● WORK INSTRUCTIONS:
Repeat each record below exactly, omitting whatever pictures appear in it.

● RECORD SET:
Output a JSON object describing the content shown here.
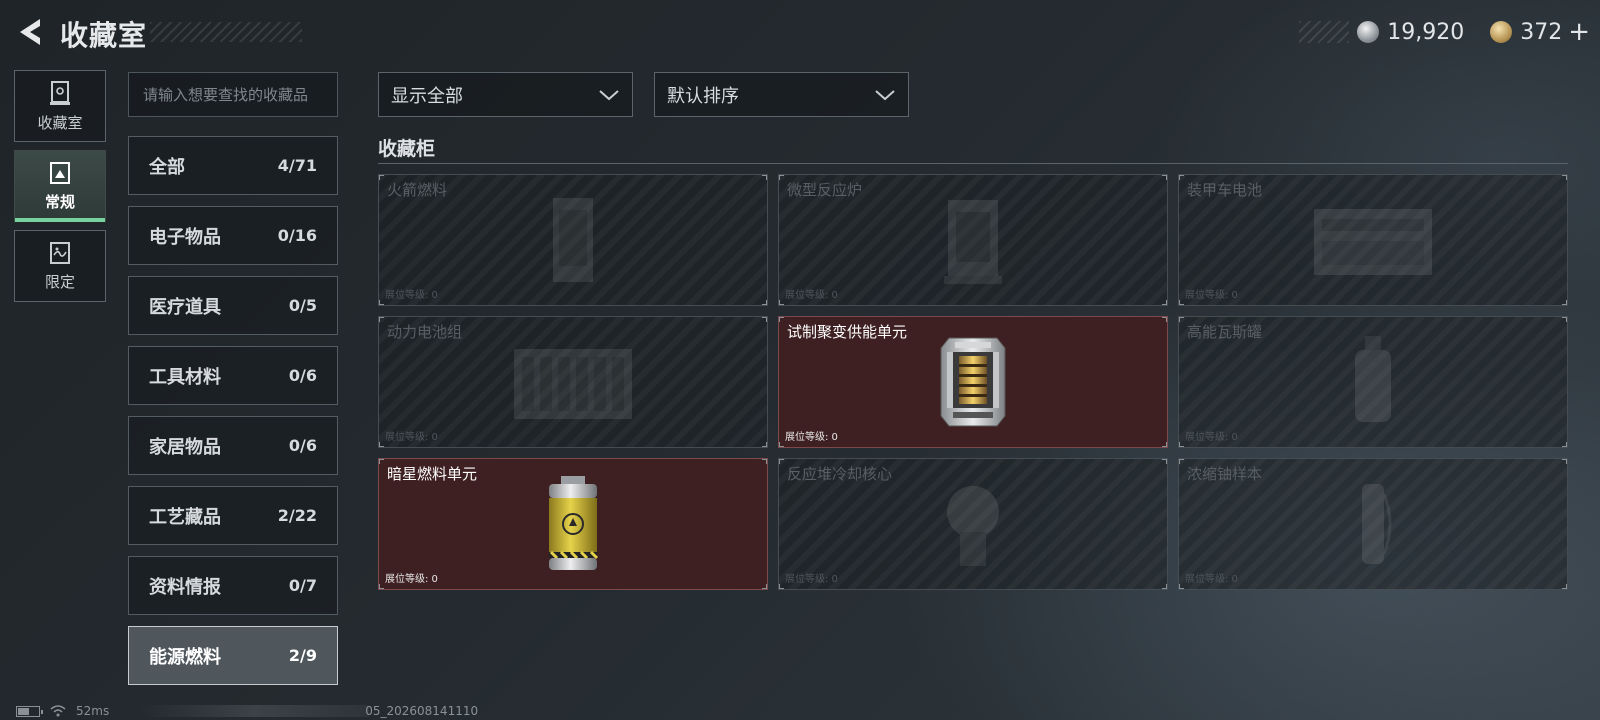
{
  "header": {
    "title": "收藏室",
    "currencies": [
      {
        "value": "19,920",
        "icon": "silver-coin-icon"
      },
      {
        "value": "372",
        "icon": "gold-coin-icon"
      }
    ],
    "plus_label": "+"
  },
  "rail": [
    {
      "label": "收藏室",
      "icon": "collection-room-icon",
      "active": false
    },
    {
      "label": "常规",
      "icon": "regular-icon",
      "active": true
    },
    {
      "label": "限定",
      "icon": "limited-icon",
      "active": false
    }
  ],
  "search": {
    "placeholder": "请输入想要查找的收藏品",
    "value": ""
  },
  "categories": [
    {
      "name": "全部",
      "count": "4/71"
    },
    {
      "name": "电子物品",
      "count": "0/16"
    },
    {
      "name": "医疗道具",
      "count": "0/5"
    },
    {
      "name": "工具材料",
      "count": "0/6"
    },
    {
      "name": "家居物品",
      "count": "0/6"
    },
    {
      "name": "工艺藏品",
      "count": "2/22"
    },
    {
      "name": "资料情报",
      "count": "0/7"
    },
    {
      "name": "能源燃料",
      "count": "2/9",
      "active": true
    }
  ],
  "filters": {
    "show": "显示全部",
    "sort": "默认排序"
  },
  "section": {
    "title": "收藏柜"
  },
  "slots": [
    {
      "name": "火箭燃料",
      "level": "展位等级: 0",
      "owned": false,
      "icon": "rocket-fuel-icon"
    },
    {
      "name": "微型反应炉",
      "level": "展位等级: 0",
      "owned": false,
      "icon": "micro-reactor-icon"
    },
    {
      "name": "装甲车电池",
      "level": "展位等级: 0",
      "owned": false,
      "icon": "armored-battery-icon"
    },
    {
      "name": "动力电池组",
      "level": "展位等级: 0",
      "owned": false,
      "icon": "power-battery-pack-icon"
    },
    {
      "name": "试制聚变供能单元",
      "level": "展位等级: 0",
      "owned": true,
      "icon": "fusion-power-unit-icon"
    },
    {
      "name": "高能瓦斯罐",
      "level": "展位等级: 0",
      "owned": false,
      "icon": "gas-canister-icon"
    },
    {
      "name": "暗星燃料单元",
      "level": "展位等级: 0",
      "owned": true,
      "icon": "darkstar-fuel-cell-icon"
    },
    {
      "name": "反应堆冷却核心",
      "level": "展位等级: 0",
      "owned": false,
      "icon": "reactor-cooling-core-icon"
    },
    {
      "name": "浓缩铀样本",
      "level": "展位等级: 0",
      "owned": false,
      "icon": "uranium-sample-icon"
    }
  ],
  "status": {
    "ping": "52ms",
    "build": "05_202608141110",
    "battery_level": 0.55
  },
  "colors": {
    "accent": "#77d2a0",
    "owned_bg": "#3f2022",
    "active_category_bg": "#4f565c"
  }
}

● EXERCISE ANSWER:
Output a JSON object describing the content shown here.
{
  "header": {
    "title": "收藏室",
    "currencies": [
      {
        "value": "19,920",
        "icon": "silver-coin-icon"
      },
      {
        "value": "372",
        "icon": "gold-coin-icon"
      }
    ],
    "plus_label": "+"
  },
  "rail": [
    {
      "label": "收藏室",
      "icon": "collection-room-icon",
      "active": false
    },
    {
      "label": "常规",
      "icon": "regular-icon",
      "active": true
    },
    {
      "label": "限定",
      "icon": "limited-icon",
      "active": false
    }
  ],
  "search": {
    "placeholder": "请输入想要查找的收藏品",
    "value": ""
  },
  "categories": [
    {
      "name": "全部",
      "count": "4/71"
    },
    {
      "name": "电子物品",
      "count": "0/16"
    },
    {
      "name": "医疗道具",
      "count": "0/5"
    },
    {
      "name": "工具材料",
      "count": "0/6"
    },
    {
      "name": "家居物品",
      "count": "0/6"
    },
    {
      "name": "工艺藏品",
      "count": "2/22"
    },
    {
      "name": "资料情报",
      "count": "0/7"
    },
    {
      "name": "能源燃料",
      "count": "2/9",
      "active": true
    }
  ],
  "filters": {
    "show": "显示全部",
    "sort": "默认排序"
  },
  "section": {
    "title": "收藏柜"
  },
  "slots": [
    {
      "name": "火箭燃料",
      "level": "展位等级: 0",
      "owned": false,
      "icon": "rocket-fuel-icon"
    },
    {
      "name": "微型反应炉",
      "level": "展位等级: 0",
      "owned": false,
      "icon": "micro-reactor-icon"
    },
    {
      "name": "装甲车电池",
      "level": "展位等级: 0",
      "owned": false,
      "icon": "armored-battery-icon"
    },
    {
      "name": "动力电池组",
      "level": "展位等级: 0",
      "owned": false,
      "icon": "power-battery-pack-icon"
    },
    {
      "name": "试制聚变供能单元",
      "level": "展位等级: 0",
      "owned": true,
      "icon": "fusion-power-unit-icon"
    },
    {
      "name": "高能瓦斯罐",
      "level": "展位等级: 0",
      "owned": false,
      "icon": "gas-canister-icon"
    },
    {
      "name": "暗星燃料单元",
      "level": "展位等级: 0",
      "owned": true,
      "icon": "darkstar-fuel-cell-icon"
    },
    {
      "name": "反应堆冷却核心",
      "level": "展位等级: 0",
      "owned": false,
      "icon": "reactor-cooling-core-icon"
    },
    {
      "name": "浓缩铀样本",
      "level": "展位等级: 0",
      "owned": false,
      "icon": "uranium-sample-icon"
    }
  ],
  "status": {
    "ping": "52ms",
    "build": "05_202608141110",
    "battery_level": 0.55
  },
  "colors": {
    "accent": "#77d2a0",
    "owned_bg": "#3f2022",
    "active_category_bg": "#4f565c"
  }
}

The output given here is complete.